"If the fact that they're offering it to prove is that he ingested a controlled substance," Frank said, "fine." But he argued that the searches of the two vehicles already show proof of that, and this previous arrest does not need to be admitted to show that. He said the 2019 arrest is "prejudicial" and could be used for other purposes if admitted.
"It's prejudicial because it persuades by illegitimate means," Frank said.
In terms of why the drugs were not seized immediately from the cars, Frank said that images are taken for this precise purpose. He said they are a way to "freeze" the scene and go back later to gather more evidence.
"The issues in this case are the objective reasonableness of the officers' conduct in the way they treated Mr. Floyd," Frank said. "Their duties as police officers, their conduct, can't take into account what happened in May of 2019."
The judge said his understanding is that the defense is offering this as evidence regarding cause of death.
"He ingested drugs on May 6, 2019, which led almost immediately to a hypertensive emergency," Cahill said. "So now on May 25, 2020, if he ingests drugs with that hypertension condition, could that have caused the death?"
Frank said the proof that would be offered with the previous arrest "is far outweighed by the prejudicial nature."
"I'm gonna take it under advisement until tomorrow at the very least," Cahill said when they ran out of time in the motions hearing. Just before recessing for the day, Judge Cahill said he plans to have a ruling on Thursday morning.
Meanwhile, the judge has not yet ruled on a defense request for a continuance of the trial due to developments in the civil case.
Defense attorney Eric Nelson said Monday in a pretrial hearing that the news of the Floyd family civil settlement has "very suspicious timing to say the least, and has an incredible propensity to taint a jury pool."
Nelson asked for a continuance of the trial, among other requests.

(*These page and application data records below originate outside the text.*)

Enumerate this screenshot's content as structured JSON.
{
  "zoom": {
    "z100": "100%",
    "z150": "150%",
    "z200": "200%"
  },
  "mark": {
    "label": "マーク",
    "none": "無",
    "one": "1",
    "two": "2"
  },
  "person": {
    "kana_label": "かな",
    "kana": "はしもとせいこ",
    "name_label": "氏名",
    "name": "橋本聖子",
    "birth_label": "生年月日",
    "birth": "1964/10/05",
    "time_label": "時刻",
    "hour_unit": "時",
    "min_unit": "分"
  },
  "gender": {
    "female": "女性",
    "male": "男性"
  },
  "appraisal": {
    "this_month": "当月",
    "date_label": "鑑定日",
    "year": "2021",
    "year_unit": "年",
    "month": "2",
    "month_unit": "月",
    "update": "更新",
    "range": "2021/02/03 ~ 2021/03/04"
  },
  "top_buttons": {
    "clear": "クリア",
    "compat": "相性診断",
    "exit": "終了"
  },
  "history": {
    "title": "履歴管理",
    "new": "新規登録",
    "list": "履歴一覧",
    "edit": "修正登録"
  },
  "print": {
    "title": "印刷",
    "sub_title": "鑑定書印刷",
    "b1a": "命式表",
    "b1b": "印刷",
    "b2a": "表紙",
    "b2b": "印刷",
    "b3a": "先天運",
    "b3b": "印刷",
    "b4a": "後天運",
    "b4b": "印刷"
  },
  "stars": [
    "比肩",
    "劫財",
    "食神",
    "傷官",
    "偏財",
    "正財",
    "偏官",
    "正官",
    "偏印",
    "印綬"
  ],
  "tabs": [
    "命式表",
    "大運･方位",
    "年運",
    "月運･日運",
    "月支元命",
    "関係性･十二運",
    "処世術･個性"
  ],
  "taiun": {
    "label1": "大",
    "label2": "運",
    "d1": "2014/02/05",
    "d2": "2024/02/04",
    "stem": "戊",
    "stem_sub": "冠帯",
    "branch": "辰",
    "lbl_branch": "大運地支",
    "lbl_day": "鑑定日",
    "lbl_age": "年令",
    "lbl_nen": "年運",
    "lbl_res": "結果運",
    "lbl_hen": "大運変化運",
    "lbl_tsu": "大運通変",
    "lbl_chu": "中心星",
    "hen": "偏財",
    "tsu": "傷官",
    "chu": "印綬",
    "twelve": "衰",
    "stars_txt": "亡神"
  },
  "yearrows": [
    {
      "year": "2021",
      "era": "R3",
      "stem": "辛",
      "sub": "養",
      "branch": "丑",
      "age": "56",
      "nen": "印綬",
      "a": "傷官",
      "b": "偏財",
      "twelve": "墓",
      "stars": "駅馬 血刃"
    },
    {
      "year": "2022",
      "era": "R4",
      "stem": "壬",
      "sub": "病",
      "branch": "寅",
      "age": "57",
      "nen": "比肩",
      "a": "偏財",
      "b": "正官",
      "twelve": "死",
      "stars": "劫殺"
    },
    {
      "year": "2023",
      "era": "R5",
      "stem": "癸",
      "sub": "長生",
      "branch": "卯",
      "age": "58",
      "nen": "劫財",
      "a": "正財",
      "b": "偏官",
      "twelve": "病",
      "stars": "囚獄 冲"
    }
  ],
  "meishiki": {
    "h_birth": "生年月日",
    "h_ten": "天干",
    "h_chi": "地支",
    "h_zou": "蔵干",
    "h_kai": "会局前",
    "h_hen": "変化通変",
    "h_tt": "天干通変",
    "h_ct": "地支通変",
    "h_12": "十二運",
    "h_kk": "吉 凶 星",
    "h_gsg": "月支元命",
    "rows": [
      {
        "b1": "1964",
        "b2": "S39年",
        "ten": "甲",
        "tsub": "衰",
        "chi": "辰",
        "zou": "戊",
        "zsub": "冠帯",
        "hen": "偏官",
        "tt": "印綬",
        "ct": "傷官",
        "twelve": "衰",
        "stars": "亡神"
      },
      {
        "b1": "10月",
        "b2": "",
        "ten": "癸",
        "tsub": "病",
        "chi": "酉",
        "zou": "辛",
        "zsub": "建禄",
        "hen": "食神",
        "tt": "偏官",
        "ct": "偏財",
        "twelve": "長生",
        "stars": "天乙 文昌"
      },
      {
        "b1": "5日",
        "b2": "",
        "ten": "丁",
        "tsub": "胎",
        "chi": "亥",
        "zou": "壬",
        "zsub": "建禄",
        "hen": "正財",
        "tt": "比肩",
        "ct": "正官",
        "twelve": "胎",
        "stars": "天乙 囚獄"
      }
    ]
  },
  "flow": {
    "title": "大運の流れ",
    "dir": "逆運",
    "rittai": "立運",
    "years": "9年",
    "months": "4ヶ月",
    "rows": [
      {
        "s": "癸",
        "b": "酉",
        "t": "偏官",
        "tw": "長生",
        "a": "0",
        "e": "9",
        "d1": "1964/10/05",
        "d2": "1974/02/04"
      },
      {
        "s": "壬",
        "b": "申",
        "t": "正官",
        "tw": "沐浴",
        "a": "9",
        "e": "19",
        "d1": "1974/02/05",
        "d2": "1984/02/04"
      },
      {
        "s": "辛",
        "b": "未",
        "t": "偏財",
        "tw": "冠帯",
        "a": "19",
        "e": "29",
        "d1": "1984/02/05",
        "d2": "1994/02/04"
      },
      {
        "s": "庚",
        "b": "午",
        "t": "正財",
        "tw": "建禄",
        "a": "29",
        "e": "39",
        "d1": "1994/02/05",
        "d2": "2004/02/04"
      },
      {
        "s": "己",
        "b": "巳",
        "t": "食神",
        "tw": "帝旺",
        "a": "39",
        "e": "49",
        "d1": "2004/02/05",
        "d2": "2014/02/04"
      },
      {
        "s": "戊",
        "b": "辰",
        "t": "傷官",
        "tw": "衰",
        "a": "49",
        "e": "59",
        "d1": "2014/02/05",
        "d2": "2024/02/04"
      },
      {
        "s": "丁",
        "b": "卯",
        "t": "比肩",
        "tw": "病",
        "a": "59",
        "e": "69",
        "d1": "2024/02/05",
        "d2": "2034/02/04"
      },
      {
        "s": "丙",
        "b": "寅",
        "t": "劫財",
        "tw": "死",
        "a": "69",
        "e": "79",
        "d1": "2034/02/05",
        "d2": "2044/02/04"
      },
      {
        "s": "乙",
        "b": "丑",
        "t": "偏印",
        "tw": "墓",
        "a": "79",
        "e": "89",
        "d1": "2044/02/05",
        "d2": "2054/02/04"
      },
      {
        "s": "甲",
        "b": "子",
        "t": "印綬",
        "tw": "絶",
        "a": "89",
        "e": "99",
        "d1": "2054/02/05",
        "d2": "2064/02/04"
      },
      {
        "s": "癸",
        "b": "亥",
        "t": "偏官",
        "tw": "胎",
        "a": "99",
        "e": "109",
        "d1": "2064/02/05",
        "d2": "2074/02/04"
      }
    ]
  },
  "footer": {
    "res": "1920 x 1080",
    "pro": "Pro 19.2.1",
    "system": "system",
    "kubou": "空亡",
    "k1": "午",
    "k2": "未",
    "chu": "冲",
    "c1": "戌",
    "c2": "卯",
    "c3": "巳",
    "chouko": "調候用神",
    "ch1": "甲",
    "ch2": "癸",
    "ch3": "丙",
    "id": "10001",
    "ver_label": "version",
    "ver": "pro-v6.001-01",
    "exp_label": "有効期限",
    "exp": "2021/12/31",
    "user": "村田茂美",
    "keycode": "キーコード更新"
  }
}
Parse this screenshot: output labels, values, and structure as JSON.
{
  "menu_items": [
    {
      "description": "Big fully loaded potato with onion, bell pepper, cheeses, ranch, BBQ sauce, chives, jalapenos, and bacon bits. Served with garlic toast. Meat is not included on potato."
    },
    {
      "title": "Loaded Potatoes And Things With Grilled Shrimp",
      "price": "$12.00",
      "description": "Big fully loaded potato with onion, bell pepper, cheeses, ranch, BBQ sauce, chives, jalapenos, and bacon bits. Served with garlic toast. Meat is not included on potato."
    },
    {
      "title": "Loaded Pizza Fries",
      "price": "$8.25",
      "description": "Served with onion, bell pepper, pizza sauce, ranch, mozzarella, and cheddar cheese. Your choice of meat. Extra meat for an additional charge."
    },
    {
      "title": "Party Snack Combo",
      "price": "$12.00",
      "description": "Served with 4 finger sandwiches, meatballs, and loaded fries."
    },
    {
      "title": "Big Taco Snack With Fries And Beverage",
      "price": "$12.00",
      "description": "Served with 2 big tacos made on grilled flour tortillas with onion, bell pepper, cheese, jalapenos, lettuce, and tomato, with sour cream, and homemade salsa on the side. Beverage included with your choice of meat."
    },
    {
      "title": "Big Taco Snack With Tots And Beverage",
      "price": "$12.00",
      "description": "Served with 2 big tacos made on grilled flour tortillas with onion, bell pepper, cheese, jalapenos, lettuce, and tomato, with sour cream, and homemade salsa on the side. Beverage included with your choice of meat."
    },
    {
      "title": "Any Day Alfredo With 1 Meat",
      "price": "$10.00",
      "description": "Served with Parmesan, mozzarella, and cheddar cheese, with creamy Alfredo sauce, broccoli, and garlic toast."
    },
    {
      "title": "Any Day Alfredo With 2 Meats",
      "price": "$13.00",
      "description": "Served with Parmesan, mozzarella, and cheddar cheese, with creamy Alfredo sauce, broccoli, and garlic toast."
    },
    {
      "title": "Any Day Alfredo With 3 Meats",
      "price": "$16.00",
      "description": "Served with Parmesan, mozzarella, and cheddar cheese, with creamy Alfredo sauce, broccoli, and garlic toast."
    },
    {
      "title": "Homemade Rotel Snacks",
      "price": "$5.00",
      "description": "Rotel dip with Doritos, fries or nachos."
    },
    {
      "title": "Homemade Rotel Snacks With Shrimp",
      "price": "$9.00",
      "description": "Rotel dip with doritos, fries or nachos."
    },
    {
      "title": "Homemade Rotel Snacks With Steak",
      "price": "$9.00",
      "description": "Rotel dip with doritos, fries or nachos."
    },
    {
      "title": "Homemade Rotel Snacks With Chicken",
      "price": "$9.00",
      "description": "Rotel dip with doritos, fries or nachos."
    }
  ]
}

The judge allowed the prosecution to respond to Nelson on this matter, and prosecutor Steve Schleicher argued that the jury pool has already been exposed to other news about the case, and that they are selecting only people who can set that aside.
Judge Cahill said the defense and even the prosecution should have a legitimate concern about the impact, and said there's been other "prejudicial" pretrial publicity aside from this. He acknowledged that the city's timing was "unfortunate," but also said he doesn't sense any "evil intent."
The judge said he will move forward for now, but he's taking the motion for a continuance under advisement. He denied the defense's request for extra peremptory strikes - that they could use to dismiss more jurors without cause. And he said eventually he will call back the seven jurors who were seated before the settlement, to ask them what they know and if they can set it aside.
The judge said that opening arguments will not start until March 29, even if all the jurors are selected before that.